> _Your task_
Narrow the data below down to the lines containing "this".

> _Exercise data_

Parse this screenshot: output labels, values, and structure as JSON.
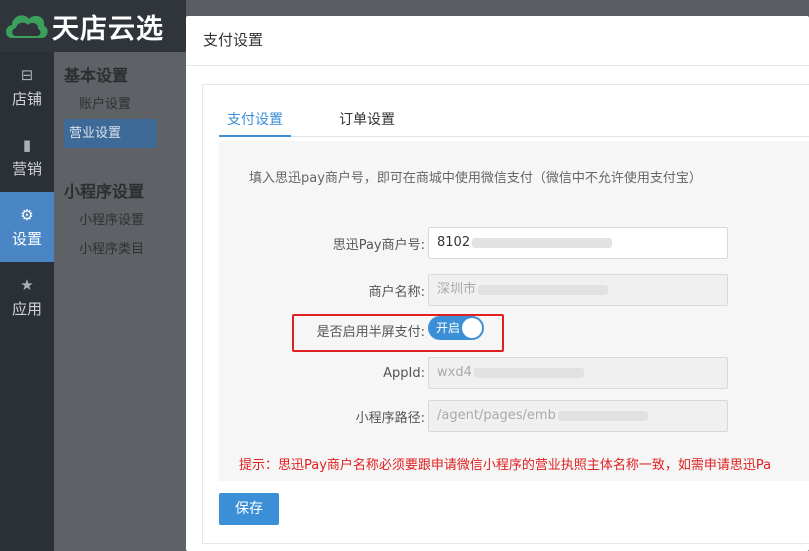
{
  "brand": {
    "logo_text": "天店云选",
    "logo_icon": "cloud-logo-icon"
  },
  "nav": {
    "items": [
      {
        "label": "店铺",
        "icon": "store-icon",
        "glyph": "⊟",
        "active": false
      },
      {
        "label": "营销",
        "icon": "bar-chart-icon",
        "glyph": "▮",
        "active": false
      },
      {
        "label": "设置",
        "icon": "gear-icon",
        "glyph": "⚙",
        "active": true
      },
      {
        "label": "应用",
        "icon": "star-icon",
        "glyph": "★",
        "active": false
      }
    ]
  },
  "subnav": {
    "group1_title": "基本设置",
    "group1_items": [
      "账户设置",
      "营业设置"
    ],
    "group2_title": "小程序设置",
    "group2_items": [
      "小程序设置",
      "小程序类目"
    ]
  },
  "modal": {
    "title": "支付设置",
    "tabs": [
      "支付设置",
      "订单设置"
    ],
    "intro": "填入思迅pay商户号，即可在商城中使用微信支付（微信中不允许使用支付宝）",
    "fields": {
      "merchant_no_label": "思迅Pay商户号:",
      "merchant_no_value": "8102",
      "merchant_name_label": "商户名称:",
      "merchant_name_value": "深圳市",
      "half_screen_label": "是否启用半屏支付:",
      "half_screen_toggle": "开启",
      "appid_label": "AppId:",
      "appid_value": "wxd4",
      "path_label": "小程序路径:",
      "path_value": "/agent/pages/emb"
    },
    "tip": "提示：思迅Pay商户名称必须要跟申请微信小程序的营业执照主体名称一致，如需申请思迅Pa",
    "save_label": "保存"
  },
  "colors": {
    "accent": "#3b8fd6",
    "highlight": "#e02020",
    "nav_active": "#4a86c5"
  }
}
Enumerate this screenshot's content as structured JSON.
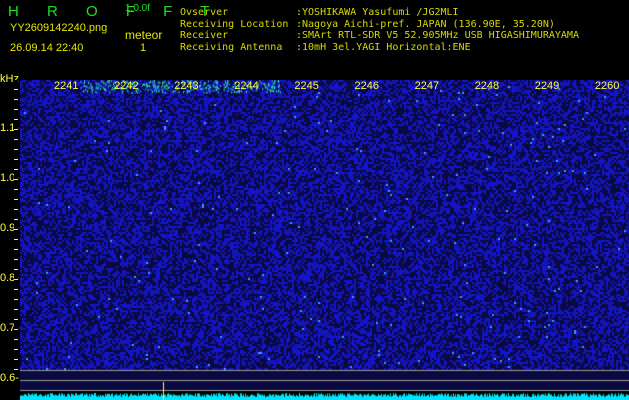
{
  "header": {
    "app_title": "H R O F F T",
    "version": "1.0.0f",
    "filename": "YY2609142240.png",
    "datetime": "26.09.14 22:40",
    "meteor_label": "meteor",
    "meteor_count": "1"
  },
  "info": [
    {
      "label": "Ovserver",
      "value": ":YOSHIKAWA Yasufumi /JG2MLI"
    },
    {
      "label": "Receiving Location",
      "value": ":Nagoya Aichi-pref. JAPAN (136.90E, 35.20N)"
    },
    {
      "label": "Receiver",
      "value": ":SMArt RTL-SDR V5 52.905MHz USB HIGASHIMURAYAMA"
    },
    {
      "label": "Receiving Antenna",
      "value": ":10mH 3el.YAGI Horizontal:ENE"
    }
  ],
  "axis": {
    "y_unit": "kHz",
    "y_ticks": [
      "1.1",
      "1.0",
      "0.9",
      "0.8",
      "0.7",
      "0.6"
    ],
    "x_ticks": [
      "2241",
      "2242",
      "2243",
      "2244",
      "2245",
      "2246",
      "2247",
      "2248",
      "2249",
      "2260"
    ]
  },
  "colors": {
    "text": "#e6e600",
    "title": "#22dd22",
    "spectrum": "#00e5ff",
    "noise": "#1a1a9a"
  }
}
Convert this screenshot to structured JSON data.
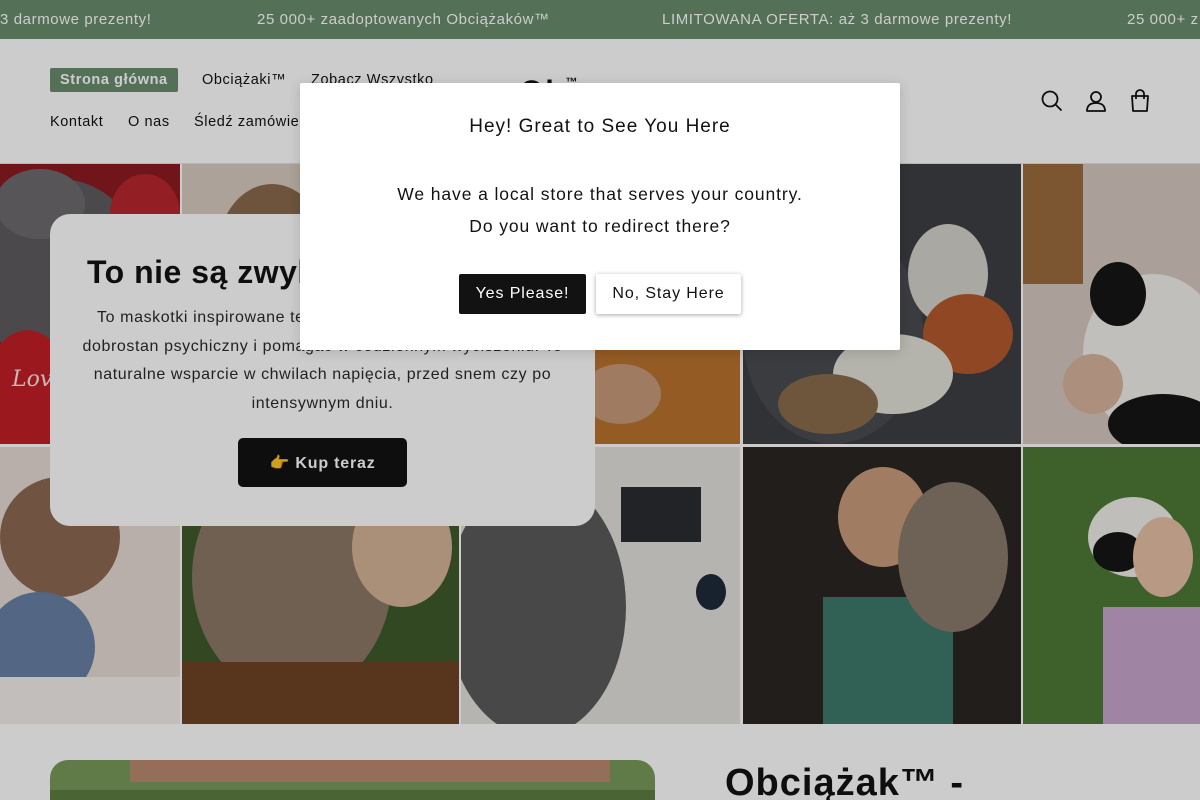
{
  "announcement": {
    "messages": [
      "3 darmowe prezenty!",
      "25 000+ zaadoptowanych Obciążaków™",
      "LIMITOWANA OFERTA: aż 3 darmowe prezenty!",
      "25 000+ z"
    ],
    "background": "#6a8c6c"
  },
  "header": {
    "nav": [
      {
        "label": "Strona główna",
        "active": true
      },
      {
        "label": "Obciążaki™"
      },
      {
        "label": "Zobacz Wszystko"
      },
      {
        "label": "Kontakt"
      },
      {
        "label": "O nas"
      },
      {
        "label": "Śledź zamówie"
      }
    ],
    "logo": {
      "text": "Ob",
      "mark": "™"
    },
    "icons": [
      "search-icon",
      "account-icon",
      "cart-icon"
    ],
    "accent": "#6a8c6c"
  },
  "hero": {
    "heading": "To nie są zwyk",
    "body": "To maskotki inspirowane te... stworzone po to, by wspierać dobrostan psychiczny i pomagać w codziennym wyciszeniu. To naturalne wsparcie w chwilach napięcia, przed snem czy po intensywnym dniu.",
    "cta": "👉 Kup teraz"
  },
  "below": {
    "title": "Obciążak™ -"
  },
  "modal": {
    "title": "Hey! Great to See You Here",
    "line1": "We have a local store that serves your country.",
    "line2": "Do you want to redirect there?",
    "yes": "Yes Please!",
    "no": "No, Stay Here"
  }
}
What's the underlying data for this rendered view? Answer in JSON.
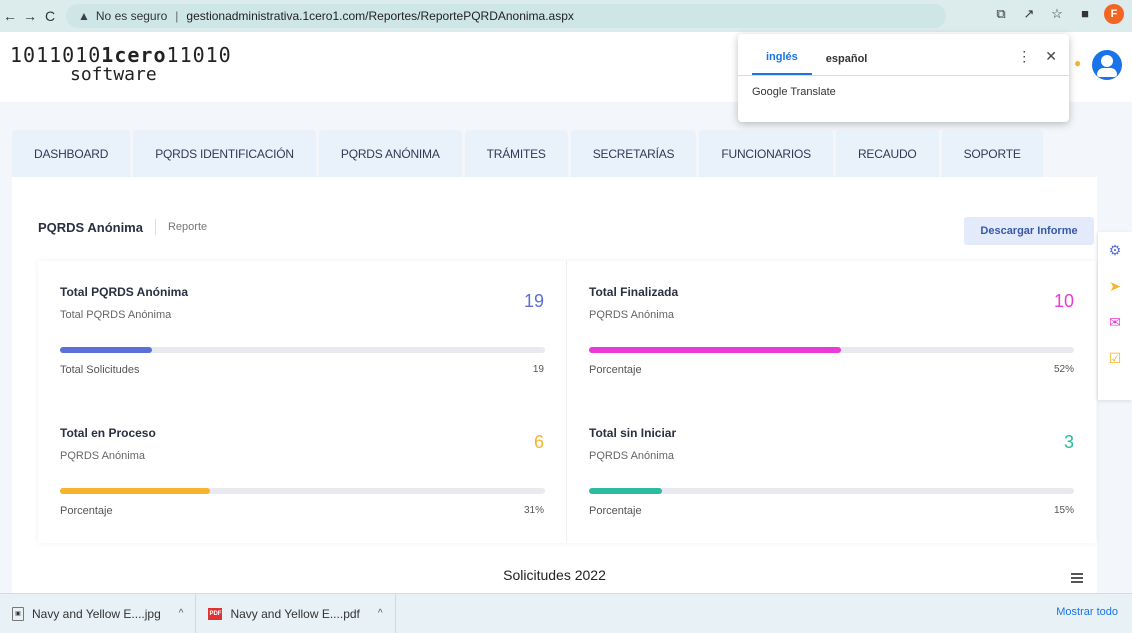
{
  "browser": {
    "security_label": "No es seguro",
    "url": "gestionadministrativa.1cero1.com/Reportes/ReportePQRDAnonima.aspx",
    "profile_initial": "F"
  },
  "logo": {
    "line1_a": "1011010",
    "line1_b": "1cero",
    "line1_c": "1",
    "line1_d": "1010",
    "line2": "software"
  },
  "translate": {
    "tabs": [
      "inglés",
      "español"
    ],
    "footer": "Google Translate"
  },
  "nav": {
    "tabs": [
      "DASHBOARD",
      "PQRDS IDENTIFICACIÓN",
      "PQRDS ANÓNIMA",
      "TRÁMITES",
      "SECRETARÍAS",
      "FUNCIONARIOS",
      "RECAUDO",
      "SOPORTE"
    ]
  },
  "report": {
    "title": "PQRDS Anónima",
    "subtitle": "Reporte",
    "download_label": "Descargar Informe"
  },
  "stats": [
    {
      "label": "Total PQRDS Anónima",
      "sub": "Total PQRDS Anónima",
      "value": "19",
      "color": "#5a6fd8",
      "progress": 0.19,
      "foot_label": "Total Solicitudes",
      "foot_value": "19"
    },
    {
      "label": "Total Finalizada",
      "sub": "PQRDS Anónima",
      "value": "10",
      "color": "#e83ad6",
      "progress": 0.52,
      "foot_label": "Porcentaje",
      "foot_value": "52%"
    },
    {
      "label": "Total en Proceso",
      "sub": "PQRDS Anónima",
      "value": "6",
      "color": "#f7b32b",
      "progress": 0.31,
      "foot_label": "Porcentaje",
      "foot_value": "31%"
    },
    {
      "label": "Total sin Iniciar",
      "sub": "PQRDS Anónima",
      "value": "3",
      "color": "#2bbba0",
      "progress": 0.15,
      "foot_label": "Porcentaje",
      "foot_value": "15%"
    }
  ],
  "chart": {
    "title": "Solicitudes 2022"
  },
  "downloads": {
    "items": [
      "Navy and Yellow E....jpg",
      "Navy and Yellow E....pdf"
    ],
    "show_all": "Mostrar todo"
  }
}
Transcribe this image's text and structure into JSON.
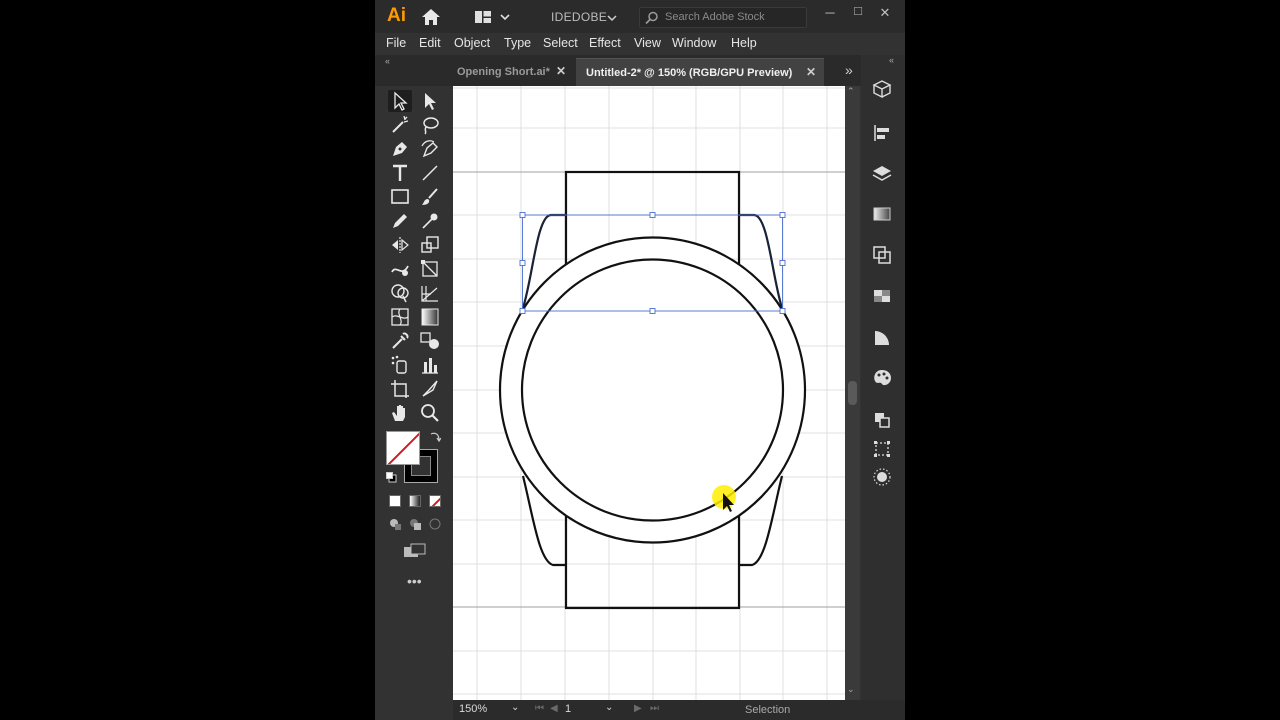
{
  "app": {
    "logo": "Ai",
    "workspace": "IDEDOBE",
    "search_placeholder": "Search Adobe Stock",
    "window_controls": [
      "─",
      "□",
      "✕"
    ]
  },
  "menu": [
    "File",
    "Edit",
    "Object",
    "Type",
    "Select",
    "Effect",
    "View",
    "Window",
    "Help"
  ],
  "tabs": [
    {
      "label": "Opening Short.ai*",
      "close": "✕",
      "active": false
    },
    {
      "label": "Untitled-2* @ 150% (RGB/GPU Preview)",
      "close": "✕",
      "active": true
    }
  ],
  "status": {
    "zoom": "150%",
    "page": "1",
    "tool": "Selection"
  },
  "colors": {
    "accent_logo": "#ff9a00",
    "ui_bg": "#323232",
    "artboard": "#ffffff",
    "selection_blue": "#4a6fd0",
    "cursor_highlight": "#ffee00"
  },
  "icons": {
    "toolbar": [
      "selection-icon",
      "direct-selection-icon",
      "magic-wand-icon",
      "lasso-icon",
      "pen-icon",
      "curvature-icon",
      "type-icon",
      "line-icon",
      "rectangle-icon",
      "paintbrush-icon",
      "pencil-icon",
      "shaper-icon",
      "reflect-icon",
      "scale-icon",
      "warp-icon",
      "free-transform-icon",
      "shape-builder-icon",
      "perspective-icon",
      "mesh-icon",
      "gradient-icon",
      "eyedropper-icon",
      "blend-icon",
      "symbol-sprayer-icon",
      "graph-icon",
      "artboard-icon",
      "slice-icon",
      "hand-icon",
      "zoom-icon"
    ],
    "right_panel": [
      "libraries-icon",
      "align-icon",
      "layers-icon",
      "gradient-panel-icon",
      "pathfinder-icon",
      "transparency-icon",
      "appearance-icon",
      "color-panel-icon",
      "transform-icon",
      "artboards-panel-icon",
      "brightness-icon"
    ]
  }
}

> _Answer box_
Parse this screenshot: output labels, values, and structure as JSON.
Enumerate this screenshot's content as structured JSON.
Convert this screenshot to structured JSON data.
What's the underlying data for this rendered view? Answer in JSON.
Transcribe this image's text and structure into JSON.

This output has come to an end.